So if you ask, “when might I increase my sales?” you might find discover some things sell better at certain times of the year.
Asking the “when” question just challenges you to work better in your down months and take advantage of the big months.
So here are three things I want you to remember whenever you’re experiencing rejection…
1. They’re not rejecting you; they’re rejecting your offer.
It’s not personal so stop making it personal.
They’re rejecting something about the offer itself.
Ask yourself how you might communicate it differently, or what you could do better.
2. Rejection is typically about them.
The question is, “Who might I sell this to? Who might I offer this to?”
Get clear on who your target audience is and what makes them tick.
What makes them motivated to want to buy?
3. You need to get better at making your offer.
Ask how might I demonstrate or present my offer in a more exciting, effective way—so they can really understand it and see the value?
Let me close with a story.
A guy I know designed a “30-day rejection challenge” for himself
His goal was to get rejected at least once every single day.
He thought doing it would inoculate him against the fear, stress, and anxiety around rejection.
The funny thing is that around day 12, he started getting a whole lot of “yeses.”
That meant he had to ask for the sale that many more times to earn his one rejection for the day.
As his sales started to skyrocket, he thought to himself, “Crap, I’m going to fail my 30-day rejection challenge because I keep getting yes.”
That’s a good problem to have, right?
If you want to do that, great. But you don’t have to.
All you have to do is to see rejection for what it is
It’s an indicator. It’s an educator.
It’s telling us that we need to work on something.
Most entrepreneurs experience rejection when they’re trying to generate leads and prospects.
They pester their friends, relatives, neighbors, and co-workers.

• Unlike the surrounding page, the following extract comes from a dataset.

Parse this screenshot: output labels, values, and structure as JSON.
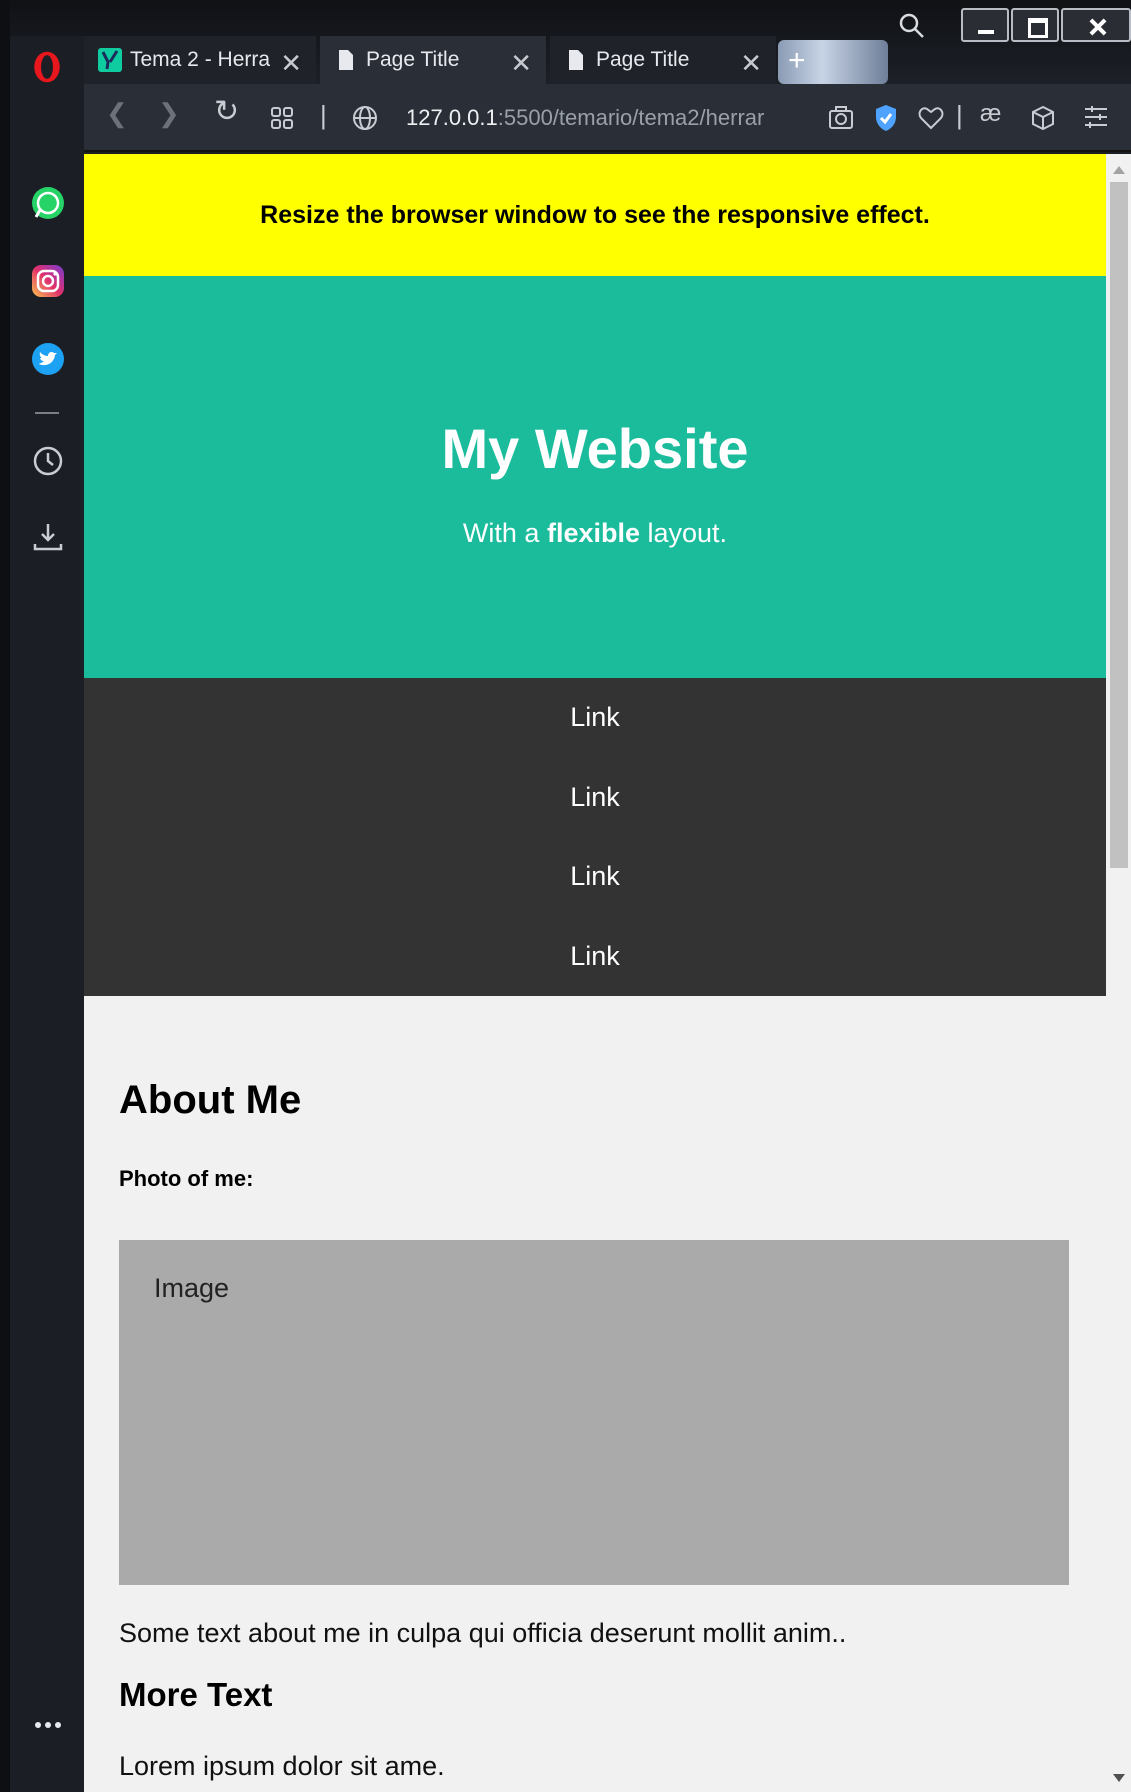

Hearing “no” from those people closest to us stings the most.
These same eager entrepreneurs stalk malls, restaurants, and street corners, trying to engage strangers, talk about their product or service, and turn them into leads and prospects.
They drop flyers, business cards, and brochures everywhere they go.
And they get LOTS of rejection.
So we entrepreneurs need to work on generating prospects, leads, and sales every day, while working through our own challenges regarding rejection.
We need to know who to talk to, how to talk to them, and what to say to demonstrate the value of our offer
Luckily there’s a system you can use to generate leads and prospects automatically, 24/7, using the Internet.
Using the principle of attraction marketing, you can attract people who are already interested in what you have to offer—instead of having to chase them down.
So if you haven’t done it already, get access to our FREE Online Recruiting Bootcamp and discover how to build your business online.
We’ll help you discover who to talk to, show you how to talk them, and what to say—using the language they know.
You’ll discover the exact same system entrepreneurs just like you are using to passively generate dozens of prospects, leads and sales every single day, and see firsthand the process Ferny Ceballos uses to passively generate 300–500 leads per day, 30–50 customers per day, and onboard 70–100 new serious business builders each month – while drastically reducing rejection.
It’s going to transform the way you do your business.
And guess what?
It just might help you help a lot more people.
So if you’re ready to get started…Click here to access our 10-Day Online Recruiting Bootcamp.
Director of Leadership Development
Elite Marketing Pro